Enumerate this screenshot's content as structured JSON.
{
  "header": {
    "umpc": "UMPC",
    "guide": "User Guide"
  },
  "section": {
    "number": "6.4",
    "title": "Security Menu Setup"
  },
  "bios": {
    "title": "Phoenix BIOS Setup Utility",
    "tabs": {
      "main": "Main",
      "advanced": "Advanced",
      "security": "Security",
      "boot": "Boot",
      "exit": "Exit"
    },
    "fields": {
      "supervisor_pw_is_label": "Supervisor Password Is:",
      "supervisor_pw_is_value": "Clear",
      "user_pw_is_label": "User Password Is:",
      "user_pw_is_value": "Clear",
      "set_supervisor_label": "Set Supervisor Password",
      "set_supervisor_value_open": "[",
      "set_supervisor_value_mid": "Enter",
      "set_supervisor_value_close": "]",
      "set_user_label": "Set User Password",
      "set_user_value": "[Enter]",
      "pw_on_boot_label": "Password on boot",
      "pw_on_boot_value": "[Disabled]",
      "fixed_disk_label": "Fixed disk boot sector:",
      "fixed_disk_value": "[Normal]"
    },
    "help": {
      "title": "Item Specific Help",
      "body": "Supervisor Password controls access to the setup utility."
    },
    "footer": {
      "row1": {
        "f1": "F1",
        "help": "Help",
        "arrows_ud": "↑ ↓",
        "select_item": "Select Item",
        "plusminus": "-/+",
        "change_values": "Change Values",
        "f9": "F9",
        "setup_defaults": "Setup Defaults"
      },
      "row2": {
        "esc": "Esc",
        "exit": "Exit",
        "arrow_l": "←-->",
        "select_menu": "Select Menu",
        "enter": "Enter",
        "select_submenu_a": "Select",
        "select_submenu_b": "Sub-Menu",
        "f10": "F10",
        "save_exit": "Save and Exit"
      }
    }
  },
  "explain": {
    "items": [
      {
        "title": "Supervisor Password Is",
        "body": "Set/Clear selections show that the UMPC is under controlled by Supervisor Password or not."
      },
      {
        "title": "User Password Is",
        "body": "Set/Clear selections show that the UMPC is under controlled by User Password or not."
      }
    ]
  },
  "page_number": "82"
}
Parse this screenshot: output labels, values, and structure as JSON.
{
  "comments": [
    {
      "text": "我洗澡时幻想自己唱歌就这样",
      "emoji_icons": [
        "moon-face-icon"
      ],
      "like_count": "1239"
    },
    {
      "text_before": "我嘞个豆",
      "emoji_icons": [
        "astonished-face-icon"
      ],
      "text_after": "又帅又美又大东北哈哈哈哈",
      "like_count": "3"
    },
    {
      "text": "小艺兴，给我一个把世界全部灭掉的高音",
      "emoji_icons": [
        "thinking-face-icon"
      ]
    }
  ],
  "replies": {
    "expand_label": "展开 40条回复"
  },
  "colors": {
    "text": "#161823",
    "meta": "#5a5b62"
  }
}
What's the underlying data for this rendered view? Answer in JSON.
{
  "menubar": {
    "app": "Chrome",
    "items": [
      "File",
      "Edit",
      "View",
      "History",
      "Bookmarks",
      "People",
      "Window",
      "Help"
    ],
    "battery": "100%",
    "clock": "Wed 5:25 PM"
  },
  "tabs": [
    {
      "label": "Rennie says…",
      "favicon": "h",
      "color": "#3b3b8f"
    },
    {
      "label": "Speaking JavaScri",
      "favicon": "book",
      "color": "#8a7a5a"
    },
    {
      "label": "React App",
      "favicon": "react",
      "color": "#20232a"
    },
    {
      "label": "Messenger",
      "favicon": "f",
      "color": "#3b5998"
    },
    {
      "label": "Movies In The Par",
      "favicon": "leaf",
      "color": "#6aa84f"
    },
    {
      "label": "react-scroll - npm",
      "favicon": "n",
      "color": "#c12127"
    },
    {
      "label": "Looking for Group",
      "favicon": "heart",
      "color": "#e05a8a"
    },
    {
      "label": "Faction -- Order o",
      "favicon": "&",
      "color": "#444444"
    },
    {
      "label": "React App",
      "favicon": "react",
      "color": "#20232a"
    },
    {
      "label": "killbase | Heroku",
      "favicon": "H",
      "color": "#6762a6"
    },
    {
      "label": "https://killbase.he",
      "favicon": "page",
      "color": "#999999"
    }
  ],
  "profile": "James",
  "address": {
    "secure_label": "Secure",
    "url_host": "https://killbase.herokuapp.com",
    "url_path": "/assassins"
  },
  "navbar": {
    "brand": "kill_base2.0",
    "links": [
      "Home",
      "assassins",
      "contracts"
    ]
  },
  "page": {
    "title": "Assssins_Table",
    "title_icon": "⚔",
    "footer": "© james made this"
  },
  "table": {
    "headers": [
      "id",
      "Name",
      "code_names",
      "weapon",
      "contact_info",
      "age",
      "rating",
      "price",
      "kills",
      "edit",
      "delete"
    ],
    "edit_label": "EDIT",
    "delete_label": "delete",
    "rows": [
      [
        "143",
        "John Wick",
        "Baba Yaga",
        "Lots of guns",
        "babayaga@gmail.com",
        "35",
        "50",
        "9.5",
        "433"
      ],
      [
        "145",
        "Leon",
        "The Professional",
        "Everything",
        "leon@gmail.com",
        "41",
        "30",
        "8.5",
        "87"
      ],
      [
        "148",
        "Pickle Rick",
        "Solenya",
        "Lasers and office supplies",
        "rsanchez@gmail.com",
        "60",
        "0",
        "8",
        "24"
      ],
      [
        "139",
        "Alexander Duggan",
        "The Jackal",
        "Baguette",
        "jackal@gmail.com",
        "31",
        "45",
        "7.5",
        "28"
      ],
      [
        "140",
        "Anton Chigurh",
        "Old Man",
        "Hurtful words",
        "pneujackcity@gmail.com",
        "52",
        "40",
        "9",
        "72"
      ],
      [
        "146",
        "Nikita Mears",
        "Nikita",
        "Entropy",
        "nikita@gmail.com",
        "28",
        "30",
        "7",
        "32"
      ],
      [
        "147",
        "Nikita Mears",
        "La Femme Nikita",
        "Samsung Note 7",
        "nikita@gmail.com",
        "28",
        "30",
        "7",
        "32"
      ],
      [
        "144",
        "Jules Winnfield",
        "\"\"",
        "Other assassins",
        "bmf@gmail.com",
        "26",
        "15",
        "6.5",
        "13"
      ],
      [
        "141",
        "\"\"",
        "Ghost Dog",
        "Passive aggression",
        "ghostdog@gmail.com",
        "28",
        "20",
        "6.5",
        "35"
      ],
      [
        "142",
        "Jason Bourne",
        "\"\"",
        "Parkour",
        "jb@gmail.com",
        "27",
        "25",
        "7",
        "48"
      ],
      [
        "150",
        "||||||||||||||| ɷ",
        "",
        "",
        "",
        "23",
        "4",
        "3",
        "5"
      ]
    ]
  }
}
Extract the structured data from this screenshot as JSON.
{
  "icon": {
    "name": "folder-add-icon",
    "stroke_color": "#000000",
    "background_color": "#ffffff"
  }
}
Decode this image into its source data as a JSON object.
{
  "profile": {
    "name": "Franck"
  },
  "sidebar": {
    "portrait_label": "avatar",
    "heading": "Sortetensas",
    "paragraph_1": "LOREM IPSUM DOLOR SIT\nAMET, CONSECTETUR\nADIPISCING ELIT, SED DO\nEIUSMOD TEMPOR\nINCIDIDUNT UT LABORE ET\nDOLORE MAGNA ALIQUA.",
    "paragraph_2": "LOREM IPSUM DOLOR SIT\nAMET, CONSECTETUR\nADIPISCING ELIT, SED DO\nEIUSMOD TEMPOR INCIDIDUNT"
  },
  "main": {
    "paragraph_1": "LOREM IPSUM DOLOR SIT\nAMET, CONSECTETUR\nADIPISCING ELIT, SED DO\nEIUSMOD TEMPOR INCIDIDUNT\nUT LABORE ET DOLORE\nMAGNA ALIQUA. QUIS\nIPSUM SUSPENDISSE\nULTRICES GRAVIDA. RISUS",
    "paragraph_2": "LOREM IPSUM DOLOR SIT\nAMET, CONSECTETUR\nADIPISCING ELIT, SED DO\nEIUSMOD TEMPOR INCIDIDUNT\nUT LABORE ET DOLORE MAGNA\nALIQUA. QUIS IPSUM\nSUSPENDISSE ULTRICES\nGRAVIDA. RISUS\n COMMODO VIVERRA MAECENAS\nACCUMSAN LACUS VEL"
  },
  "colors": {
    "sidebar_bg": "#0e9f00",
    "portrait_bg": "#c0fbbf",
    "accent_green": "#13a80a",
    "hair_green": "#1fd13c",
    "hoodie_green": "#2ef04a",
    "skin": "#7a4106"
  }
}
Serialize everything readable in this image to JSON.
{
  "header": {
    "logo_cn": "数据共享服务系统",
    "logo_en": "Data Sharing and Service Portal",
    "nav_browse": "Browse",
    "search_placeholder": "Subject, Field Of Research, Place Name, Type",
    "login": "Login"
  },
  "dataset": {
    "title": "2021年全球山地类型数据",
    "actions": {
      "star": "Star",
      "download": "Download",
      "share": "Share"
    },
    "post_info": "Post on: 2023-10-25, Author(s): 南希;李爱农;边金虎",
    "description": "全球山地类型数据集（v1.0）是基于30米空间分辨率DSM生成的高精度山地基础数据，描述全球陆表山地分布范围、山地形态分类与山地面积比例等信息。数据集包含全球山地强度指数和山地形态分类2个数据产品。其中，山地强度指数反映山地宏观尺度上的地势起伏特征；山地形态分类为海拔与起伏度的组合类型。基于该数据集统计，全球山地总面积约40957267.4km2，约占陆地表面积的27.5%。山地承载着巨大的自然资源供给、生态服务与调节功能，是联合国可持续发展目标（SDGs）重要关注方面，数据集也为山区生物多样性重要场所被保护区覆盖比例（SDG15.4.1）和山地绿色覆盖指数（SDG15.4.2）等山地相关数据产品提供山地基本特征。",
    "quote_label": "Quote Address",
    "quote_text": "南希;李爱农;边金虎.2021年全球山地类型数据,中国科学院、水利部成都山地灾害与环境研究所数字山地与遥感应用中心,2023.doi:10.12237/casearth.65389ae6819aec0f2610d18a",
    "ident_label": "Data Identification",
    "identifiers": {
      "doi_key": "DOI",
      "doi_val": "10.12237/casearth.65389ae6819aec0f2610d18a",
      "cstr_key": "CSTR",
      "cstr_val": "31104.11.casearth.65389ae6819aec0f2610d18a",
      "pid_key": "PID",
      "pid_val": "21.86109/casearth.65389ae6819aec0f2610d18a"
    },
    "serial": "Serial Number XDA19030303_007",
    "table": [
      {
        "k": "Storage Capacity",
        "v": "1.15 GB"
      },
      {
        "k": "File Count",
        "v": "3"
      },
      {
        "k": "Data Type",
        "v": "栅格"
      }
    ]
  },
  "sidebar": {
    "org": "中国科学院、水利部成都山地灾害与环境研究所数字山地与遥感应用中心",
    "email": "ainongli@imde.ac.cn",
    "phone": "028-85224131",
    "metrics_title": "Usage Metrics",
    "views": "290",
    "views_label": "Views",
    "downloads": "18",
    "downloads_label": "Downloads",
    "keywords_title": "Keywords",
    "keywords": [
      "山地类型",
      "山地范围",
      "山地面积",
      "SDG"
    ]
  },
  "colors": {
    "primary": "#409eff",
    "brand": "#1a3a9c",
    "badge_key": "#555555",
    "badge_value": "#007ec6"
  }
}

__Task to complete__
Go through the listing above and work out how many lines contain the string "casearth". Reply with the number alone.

__Problem solution__
4